Harry’s remarkably hard to get to know, isn’t he? Remarkably hard to get close to? The only people who seem to really like Harry for himself as of the beginning of OotP are Hagrid, the Weasleys, Hermione, and Sirius.
How sure are we, really, that this reflects some flaw in Harry?
Because, consider two final things.
First, it’s convenient for Dumbledore, isn’t it, that Harry grows up with no attachment to the Muggle world, neglected, so emotionally deprived he is ready to latch on to the first friendly faces he sees? By some odd coincidence, his only relatives hate and fear magic and transfer that attitude automatically to their new ward. And by yet another odd coincidence, Harry’s first friends are among Dumbledore’s staunchest supporters.
I’m disinclined to trust in coincidences that just happen to further the Twinkly One’s plans. In fact, that are integral to it. What would have happened to Dumbles’ plans had Harry been loved by the Dursleys and absorbed their attitude to magic, or had Harry’s first friend been a Malfoy rather than a Weasley?
Secondly, Hermione told us, on the authority of the books that she stole from Dumbledore, that it is dangerous to become “too fond of or emotionally dependent on” a Horcrux object. If someone makes the error of getting “close emotionally” to the Horcrux, the encased soul-fragment may be enabled to flit out and possess the fond fool.
Harry is a Horcrux, and I’ve previously suggested that Twinkles was perfectly cognizant of that fact when he parked that Horcrux with Lily’s Muggle relatives.
I had thought that it was shocking of Twinkles to subject poor Petunia (and her family, and all the Muggles in Harry’s neighborhood and school) to the risk of being possessed.
But maybe he didn’t.
Maybe Twinkles had taken precautions against that eventuality.
Petunia’s family and neighbors, and the kids at Harry’s school, were, after all, only at risk of possession if any of them became fond of the boy.
The WW has Love Potions. And their antidotes. Entrancing Enchantments. And, presumably, their counterspells. The Veela-glamour… and there must be spells to resist that, or the refs would have given the match to Bulgaria.
If attraction/interest, whether sexual or otherwise, can be artificially created or enhanced by magic, might it not also be artificially suppressed?
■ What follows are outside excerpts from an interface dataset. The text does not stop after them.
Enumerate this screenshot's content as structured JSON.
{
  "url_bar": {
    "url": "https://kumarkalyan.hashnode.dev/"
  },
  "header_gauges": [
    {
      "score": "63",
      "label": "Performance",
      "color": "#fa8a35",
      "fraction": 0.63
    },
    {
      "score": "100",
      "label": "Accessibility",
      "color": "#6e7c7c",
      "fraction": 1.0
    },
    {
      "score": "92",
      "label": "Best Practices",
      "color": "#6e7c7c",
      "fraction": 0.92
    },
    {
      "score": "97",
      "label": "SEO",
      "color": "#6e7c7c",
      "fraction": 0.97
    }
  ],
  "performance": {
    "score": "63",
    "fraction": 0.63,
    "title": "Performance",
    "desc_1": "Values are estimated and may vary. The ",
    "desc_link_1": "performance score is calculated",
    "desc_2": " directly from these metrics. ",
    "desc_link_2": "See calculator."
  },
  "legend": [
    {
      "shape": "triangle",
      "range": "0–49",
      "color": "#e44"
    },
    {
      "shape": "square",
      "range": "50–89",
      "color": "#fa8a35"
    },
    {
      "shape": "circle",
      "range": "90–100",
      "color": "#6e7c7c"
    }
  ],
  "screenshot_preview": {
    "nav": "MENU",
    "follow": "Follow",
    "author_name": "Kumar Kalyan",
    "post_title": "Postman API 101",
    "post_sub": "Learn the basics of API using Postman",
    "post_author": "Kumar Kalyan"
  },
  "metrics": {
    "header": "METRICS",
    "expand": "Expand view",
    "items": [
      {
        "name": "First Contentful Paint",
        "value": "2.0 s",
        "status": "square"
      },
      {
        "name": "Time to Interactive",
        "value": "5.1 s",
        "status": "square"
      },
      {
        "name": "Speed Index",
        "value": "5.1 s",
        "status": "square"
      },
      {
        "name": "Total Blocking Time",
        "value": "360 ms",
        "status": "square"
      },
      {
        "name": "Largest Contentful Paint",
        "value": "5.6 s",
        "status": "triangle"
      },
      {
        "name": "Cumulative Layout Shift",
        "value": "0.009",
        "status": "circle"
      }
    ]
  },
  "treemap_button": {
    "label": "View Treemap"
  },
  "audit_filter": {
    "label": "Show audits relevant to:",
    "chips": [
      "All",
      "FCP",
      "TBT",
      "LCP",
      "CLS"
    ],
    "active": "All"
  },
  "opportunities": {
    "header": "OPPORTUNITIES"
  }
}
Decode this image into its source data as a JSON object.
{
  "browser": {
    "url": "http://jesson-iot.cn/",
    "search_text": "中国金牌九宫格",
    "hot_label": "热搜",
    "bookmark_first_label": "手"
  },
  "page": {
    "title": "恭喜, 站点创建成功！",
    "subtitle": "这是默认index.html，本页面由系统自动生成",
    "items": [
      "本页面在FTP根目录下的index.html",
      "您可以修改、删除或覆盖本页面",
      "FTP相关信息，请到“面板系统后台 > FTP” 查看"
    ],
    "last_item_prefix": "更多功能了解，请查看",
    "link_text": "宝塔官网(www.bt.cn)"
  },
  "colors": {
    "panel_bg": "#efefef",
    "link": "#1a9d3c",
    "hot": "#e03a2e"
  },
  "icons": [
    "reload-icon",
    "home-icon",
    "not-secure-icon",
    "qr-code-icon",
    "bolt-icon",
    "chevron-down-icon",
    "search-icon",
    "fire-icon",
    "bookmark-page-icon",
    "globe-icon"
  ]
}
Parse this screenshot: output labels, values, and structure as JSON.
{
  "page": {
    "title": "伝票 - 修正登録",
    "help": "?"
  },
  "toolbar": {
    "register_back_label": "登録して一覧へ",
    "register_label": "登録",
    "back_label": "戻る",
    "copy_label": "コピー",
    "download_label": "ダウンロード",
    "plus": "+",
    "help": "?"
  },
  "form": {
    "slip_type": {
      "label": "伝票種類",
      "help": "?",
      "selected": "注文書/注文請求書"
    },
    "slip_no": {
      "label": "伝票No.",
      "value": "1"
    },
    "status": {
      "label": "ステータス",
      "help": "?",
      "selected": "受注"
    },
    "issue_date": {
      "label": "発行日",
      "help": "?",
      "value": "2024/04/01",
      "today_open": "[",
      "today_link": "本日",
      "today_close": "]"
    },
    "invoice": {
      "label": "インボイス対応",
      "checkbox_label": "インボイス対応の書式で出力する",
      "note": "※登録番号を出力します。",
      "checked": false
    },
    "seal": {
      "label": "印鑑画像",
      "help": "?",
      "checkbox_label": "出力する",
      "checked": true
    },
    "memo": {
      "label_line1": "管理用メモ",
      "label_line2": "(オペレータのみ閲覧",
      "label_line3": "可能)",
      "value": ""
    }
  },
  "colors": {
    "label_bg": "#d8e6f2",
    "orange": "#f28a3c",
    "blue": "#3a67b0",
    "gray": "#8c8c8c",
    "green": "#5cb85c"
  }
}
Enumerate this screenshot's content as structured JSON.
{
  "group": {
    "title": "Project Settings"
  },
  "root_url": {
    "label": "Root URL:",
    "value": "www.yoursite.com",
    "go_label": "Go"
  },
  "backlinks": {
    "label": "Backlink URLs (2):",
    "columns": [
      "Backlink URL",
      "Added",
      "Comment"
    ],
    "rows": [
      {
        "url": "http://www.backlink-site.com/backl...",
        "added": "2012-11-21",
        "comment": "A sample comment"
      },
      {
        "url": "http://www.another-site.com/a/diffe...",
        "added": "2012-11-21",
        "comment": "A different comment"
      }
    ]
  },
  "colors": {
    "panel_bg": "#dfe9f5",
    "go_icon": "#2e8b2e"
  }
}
Is there an enchantment, or a potion, that inhibits attraction/affection/love from developing? Oh, maybe no spell could stop True Love any more than it could start it—but could one, perhaps, put people off initially? Leave them cold? ... Now, supposing there were such a thing and Twinkles had used it on the Harrycrux, consider Harry’s introduction to the WW. Not only does Harry need to be recruited into a political camp, but also the degree of danger posed by the potentially-infectious Horcrux must eventually be evaluated. Harry is venerated as the Boy-Who-Lived—at some point someone’s going to be fond enough of the idea of Harry to be at risk, even if s/he doesn’t actually like the boy for himself.
So, it would be prudent to select a few companions for Harry whose subsequent reactions can be carefully monitored.
Give Harry, for the first time since he was a toddler, people who are not magically inhibited from liking him (or who he’s not inhibited from liking), let friendships develop, and watch how long it takes before the friends become possessed, and what the signs are.
Now, since part of the point is indoctrination, one would naturally choose Harry’s possible friends only from among people who strongly hold the correct beliefs—the dogmas of the headmaster’s infallibility and the inferiority of dirty Slytherins, for example.